* Data provided *
----

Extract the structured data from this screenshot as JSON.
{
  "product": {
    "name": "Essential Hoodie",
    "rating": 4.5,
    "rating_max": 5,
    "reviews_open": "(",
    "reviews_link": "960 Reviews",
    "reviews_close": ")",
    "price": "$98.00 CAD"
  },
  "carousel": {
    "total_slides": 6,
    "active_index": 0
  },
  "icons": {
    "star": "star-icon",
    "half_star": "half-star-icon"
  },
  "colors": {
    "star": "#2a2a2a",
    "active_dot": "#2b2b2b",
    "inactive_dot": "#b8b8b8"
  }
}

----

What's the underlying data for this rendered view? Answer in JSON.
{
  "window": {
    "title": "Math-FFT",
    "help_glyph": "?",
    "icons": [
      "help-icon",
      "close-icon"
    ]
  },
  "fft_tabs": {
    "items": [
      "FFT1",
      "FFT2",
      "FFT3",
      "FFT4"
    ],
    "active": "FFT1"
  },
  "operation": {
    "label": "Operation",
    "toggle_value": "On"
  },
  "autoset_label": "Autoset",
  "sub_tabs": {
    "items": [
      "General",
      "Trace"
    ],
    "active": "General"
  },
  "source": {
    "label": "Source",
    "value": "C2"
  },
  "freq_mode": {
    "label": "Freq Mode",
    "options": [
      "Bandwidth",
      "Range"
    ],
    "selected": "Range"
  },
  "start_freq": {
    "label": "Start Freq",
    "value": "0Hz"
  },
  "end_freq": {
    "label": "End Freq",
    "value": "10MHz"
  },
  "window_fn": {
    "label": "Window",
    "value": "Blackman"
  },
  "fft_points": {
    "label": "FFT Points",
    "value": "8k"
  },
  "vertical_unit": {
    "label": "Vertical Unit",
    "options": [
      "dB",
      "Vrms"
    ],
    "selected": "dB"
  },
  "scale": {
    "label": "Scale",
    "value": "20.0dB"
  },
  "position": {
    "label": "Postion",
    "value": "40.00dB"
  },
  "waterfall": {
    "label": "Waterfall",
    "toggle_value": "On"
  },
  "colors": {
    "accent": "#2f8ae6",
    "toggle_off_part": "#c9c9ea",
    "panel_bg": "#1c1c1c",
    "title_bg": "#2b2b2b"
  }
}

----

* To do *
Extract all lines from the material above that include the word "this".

* Expected answer *
Extract the structured data from this screenshot as JSON.
What's the underlying data for this rendered view? Answer in JSON.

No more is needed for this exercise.